▸ **What you are asked to do**
Reproduce all the data, character for character.
--
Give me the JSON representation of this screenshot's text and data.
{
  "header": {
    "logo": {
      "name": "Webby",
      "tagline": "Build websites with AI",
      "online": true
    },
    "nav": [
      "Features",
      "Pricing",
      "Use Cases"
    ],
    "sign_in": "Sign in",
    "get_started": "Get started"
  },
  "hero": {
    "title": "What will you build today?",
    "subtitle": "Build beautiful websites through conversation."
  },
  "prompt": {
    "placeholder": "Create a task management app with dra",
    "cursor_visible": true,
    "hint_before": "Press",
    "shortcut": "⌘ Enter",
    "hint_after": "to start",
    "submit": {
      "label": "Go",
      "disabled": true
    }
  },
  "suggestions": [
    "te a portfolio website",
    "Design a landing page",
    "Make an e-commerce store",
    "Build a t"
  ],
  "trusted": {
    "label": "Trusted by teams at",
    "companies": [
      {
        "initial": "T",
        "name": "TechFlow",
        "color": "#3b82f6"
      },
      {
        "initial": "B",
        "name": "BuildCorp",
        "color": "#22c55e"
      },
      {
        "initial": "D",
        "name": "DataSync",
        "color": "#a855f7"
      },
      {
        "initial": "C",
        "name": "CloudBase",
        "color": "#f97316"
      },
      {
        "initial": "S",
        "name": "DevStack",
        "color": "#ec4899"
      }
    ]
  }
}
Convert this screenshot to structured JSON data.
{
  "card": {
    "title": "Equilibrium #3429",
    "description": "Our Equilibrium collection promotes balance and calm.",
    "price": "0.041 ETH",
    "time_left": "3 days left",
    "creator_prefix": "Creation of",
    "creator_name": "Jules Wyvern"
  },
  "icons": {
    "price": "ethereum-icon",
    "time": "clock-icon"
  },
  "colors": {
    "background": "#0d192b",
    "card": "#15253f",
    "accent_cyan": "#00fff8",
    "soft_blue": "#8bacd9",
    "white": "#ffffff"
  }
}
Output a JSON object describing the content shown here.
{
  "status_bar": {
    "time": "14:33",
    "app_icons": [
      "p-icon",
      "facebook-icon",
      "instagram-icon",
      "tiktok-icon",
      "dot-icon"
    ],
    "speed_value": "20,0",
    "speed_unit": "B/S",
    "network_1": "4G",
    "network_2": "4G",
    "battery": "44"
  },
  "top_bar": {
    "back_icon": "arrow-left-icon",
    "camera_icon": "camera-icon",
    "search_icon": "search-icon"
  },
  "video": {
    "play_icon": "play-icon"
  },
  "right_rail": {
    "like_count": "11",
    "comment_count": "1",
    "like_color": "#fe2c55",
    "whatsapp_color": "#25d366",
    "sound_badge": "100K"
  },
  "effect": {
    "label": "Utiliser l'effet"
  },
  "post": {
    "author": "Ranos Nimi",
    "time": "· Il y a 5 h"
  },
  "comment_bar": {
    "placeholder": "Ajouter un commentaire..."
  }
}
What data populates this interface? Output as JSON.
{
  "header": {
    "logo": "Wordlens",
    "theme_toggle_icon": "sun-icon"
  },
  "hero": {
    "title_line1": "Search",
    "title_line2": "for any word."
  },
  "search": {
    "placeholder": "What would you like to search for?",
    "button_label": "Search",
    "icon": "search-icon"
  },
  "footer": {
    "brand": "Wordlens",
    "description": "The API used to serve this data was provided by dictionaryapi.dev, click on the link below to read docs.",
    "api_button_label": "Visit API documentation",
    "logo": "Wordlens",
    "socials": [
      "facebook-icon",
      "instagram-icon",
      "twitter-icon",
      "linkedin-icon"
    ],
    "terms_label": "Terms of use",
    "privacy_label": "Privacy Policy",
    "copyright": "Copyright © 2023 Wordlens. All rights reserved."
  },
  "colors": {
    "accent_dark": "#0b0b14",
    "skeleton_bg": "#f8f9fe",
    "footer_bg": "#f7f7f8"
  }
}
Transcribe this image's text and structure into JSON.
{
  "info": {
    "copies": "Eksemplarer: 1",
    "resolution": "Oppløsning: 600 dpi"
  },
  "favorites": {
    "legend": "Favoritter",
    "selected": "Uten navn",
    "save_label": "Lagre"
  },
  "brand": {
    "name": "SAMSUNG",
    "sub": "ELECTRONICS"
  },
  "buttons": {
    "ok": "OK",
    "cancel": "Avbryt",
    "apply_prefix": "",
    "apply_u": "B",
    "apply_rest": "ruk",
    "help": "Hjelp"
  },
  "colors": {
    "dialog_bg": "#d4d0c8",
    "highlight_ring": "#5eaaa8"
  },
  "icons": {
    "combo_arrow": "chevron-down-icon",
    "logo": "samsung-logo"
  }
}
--
▸ **Answer for this exercise**
Give me the JSON representation of this screenshot's text and data.
{
  "header": {
    "logo": {
      "name": "Webby",
      "tagline": "Build websites with AI",
      "online": true
    },
    "nav": [
      "Features",
      "Pricing",
      "Use Cases"
    ],
    "sign_in": "Sign in",
    "get_started": "Get started"
  },
  "hero": {
    "title": "What will you build today?",
    "subtitle": "Build beautiful websites through conversation."
  },
  "prompt": {
    "placeholder": "Create a task management app with dra",
    "cursor_visible": true,
    "hint_before": "Press",
    "shortcut": "⌘ Enter",
    "hint_after": "to start",
    "submit": {
      "label": "Go",
      "disabled": true
    }
  },
  "suggestions": [
    "te a portfolio website",
    "Design a landing page",
    "Make an e-commerce store",
    "Build a t"
  ],
  "trusted": {
    "label": "Trusted by teams at",
    "companies": [
      {
        "initial": "T",
        "name": "TechFlow",
        "color": "#3b82f6"
      },
      {
        "initial": "B",
        "name": "BuildCorp",
        "color": "#22c55e"
      },
      {
        "initial": "D",
        "name": "DataSync",
        "color": "#a855f7"
      },
      {
        "initial": "C",
        "name": "CloudBase",
        "color": "#f97316"
      },
      {
        "initial": "S",
        "name": "DevStack",
        "color": "#ec4899"
      }
    ]
  }
}
Convert this screenshot to structured JSON data.
{
  "card": {
    "title": "Equilibrium #3429",
    "description": "Our Equilibrium collection promotes balance and calm.",
    "price": "0.041 ETH",
    "time_left": "3 days left",
    "creator_prefix": "Creation of",
    "creator_name": "Jules Wyvern"
  },
  "icons": {
    "price": "ethereum-icon",
    "time": "clock-icon"
  },
  "colors": {
    "background": "#0d192b",
    "card": "#15253f",
    "accent_cyan": "#00fff8",
    "soft_blue": "#8bacd9",
    "white": "#ffffff"
  }
}
Output a JSON object describing the content shown here.
{
  "status_bar": {
    "time": "14:33",
    "app_icons": [
      "p-icon",
      "facebook-icon",
      "instagram-icon",
      "tiktok-icon",
      "dot-icon"
    ],
    "speed_value": "20,0",
    "speed_unit": "B/S",
    "network_1": "4G",
    "network_2": "4G",
    "battery": "44"
  },
  "top_bar": {
    "back_icon": "arrow-left-icon",
    "camera_icon": "camera-icon",
    "search_icon": "search-icon"
  },
  "video": {
    "play_icon": "play-icon"
  },
  "right_rail": {
    "like_count": "11",
    "comment_count": "1",
    "like_color": "#fe2c55",
    "whatsapp_color": "#25d366",
    "sound_badge": "100K"
  },
  "effect": {
    "label": "Utiliser l'effet"
  },
  "post": {
    "author": "Ranos Nimi",
    "time": "· Il y a 5 h"
  },
  "comment_bar": {
    "placeholder": "Ajouter un commentaire..."
  }
}
What data populates this interface? Output as JSON.
{
  "header": {
    "logo": "Wordlens",
    "theme_toggle_icon": "sun-icon"
  },
  "hero": {
    "title_line1": "Search",
    "title_line2": "for any word."
  },
  "search": {
    "placeholder": "What would you like to search for?",
    "button_label": "Search",
    "icon": "search-icon"
  },
  "footer": {
    "brand": "Wordlens",
    "description": "The API used to serve this data was provided by dictionaryapi.dev, click on the link below to read docs.",
    "api_button_label": "Visit API documentation",
    "logo": "Wordlens",
    "socials": [
      "facebook-icon",
      "instagram-icon",
      "twitter-icon",
      "linkedin-icon"
    ],
    "terms_label": "Terms of use",
    "privacy_label": "Privacy Policy",
    "copyright": "Copyright © 2023 Wordlens. All rights reserved."
  },
  "colors": {
    "accent_dark": "#0b0b14",
    "skeleton_bg": "#f8f9fe",
    "footer_bg": "#f7f7f8"
  }
}
Transcribe this image's text and structure into JSON.
{
  "info": {
    "copies": "Eksemplarer: 1",
    "resolution": "Oppløsning: 600 dpi"
  },
  "favorites": {
    "legend": "Favoritter",
    "selected": "Uten navn",
    "save_label": "Lagre"
  },
  "brand": {
    "name": "SAMSUNG",
    "sub": "ELECTRONICS"
  },
  "buttons": {
    "ok": "OK",
    "cancel": "Avbryt",
    "apply_prefix": "",
    "apply_u": "B",
    "apply_rest": "ruk",
    "help": "Hjelp"
  },
  "colors": {
    "dialog_bg": "#d4d0c8",
    "highlight_ring": "#5eaaa8"
  },
  "icons": {
    "combo_arrow": "chevron-down-icon",
    "logo": "samsung-logo"
  }
}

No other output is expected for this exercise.